Tamil Nadu, chief minister O Panneerselvam has said that he will take necessary steps to make sure that the banned bull taming sport Jallikattu takes place. The CM is also planning to meet the Prime Minister in this regard.
The statement comes after nearly 3,000 people crowded to protest at Chennai's Marina beach. Students, techies, actors and politicians support the traditional bull-taming sport of Jallikattu, which is considered as a symbol of Tamil pride and culture. The Madras Court has also denied to interfere in the protest.
Some groups have also been demanded to ban People for Ethical Treatment of Animals or PETA, which has lobbied hard to ensure that the sport is not allowed in the country.
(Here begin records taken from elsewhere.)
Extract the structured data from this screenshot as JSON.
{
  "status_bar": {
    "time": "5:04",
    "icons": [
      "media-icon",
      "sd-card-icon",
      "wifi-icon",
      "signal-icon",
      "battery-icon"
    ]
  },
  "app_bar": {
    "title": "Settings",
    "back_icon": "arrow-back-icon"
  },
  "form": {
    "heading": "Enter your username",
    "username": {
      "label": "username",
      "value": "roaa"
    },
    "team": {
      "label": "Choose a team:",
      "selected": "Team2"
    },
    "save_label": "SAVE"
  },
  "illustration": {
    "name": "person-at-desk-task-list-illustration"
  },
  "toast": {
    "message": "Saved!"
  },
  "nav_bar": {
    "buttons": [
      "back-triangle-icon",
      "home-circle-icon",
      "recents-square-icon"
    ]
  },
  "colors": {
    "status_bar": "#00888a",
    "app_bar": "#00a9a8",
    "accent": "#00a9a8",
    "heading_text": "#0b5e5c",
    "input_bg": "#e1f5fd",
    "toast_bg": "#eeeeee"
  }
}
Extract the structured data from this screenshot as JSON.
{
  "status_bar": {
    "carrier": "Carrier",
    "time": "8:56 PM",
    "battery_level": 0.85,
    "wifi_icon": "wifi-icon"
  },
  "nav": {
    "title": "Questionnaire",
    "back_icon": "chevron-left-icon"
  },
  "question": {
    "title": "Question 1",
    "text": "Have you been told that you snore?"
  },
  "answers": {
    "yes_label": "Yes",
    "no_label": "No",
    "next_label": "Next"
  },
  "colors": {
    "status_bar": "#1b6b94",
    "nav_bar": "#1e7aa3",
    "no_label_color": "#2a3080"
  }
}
The Supreme Court of India had banned Jallikattu - it's a bull-taming sport, plays during Pongal in India. The apex court has strictly denied allowing the Jallikatu by rejecting plea seeking permission for the event.
Jallikattu has been played in India for over 2000 years, which was known as 'yeru thaluvudal' - which means hugging the bull.
Earlier it was a like a swayamwar ceremony to pick a bridegroom - the successful tamer would get to marry the maiden but things changed with time.
How the game is being played
A natively reared stud is set free inside an arena filled with young participants. The challenge lies in taming the bull with bare hands.
- Ideally, participants try to grab the bull by its horns or tail and wrestle it into submission.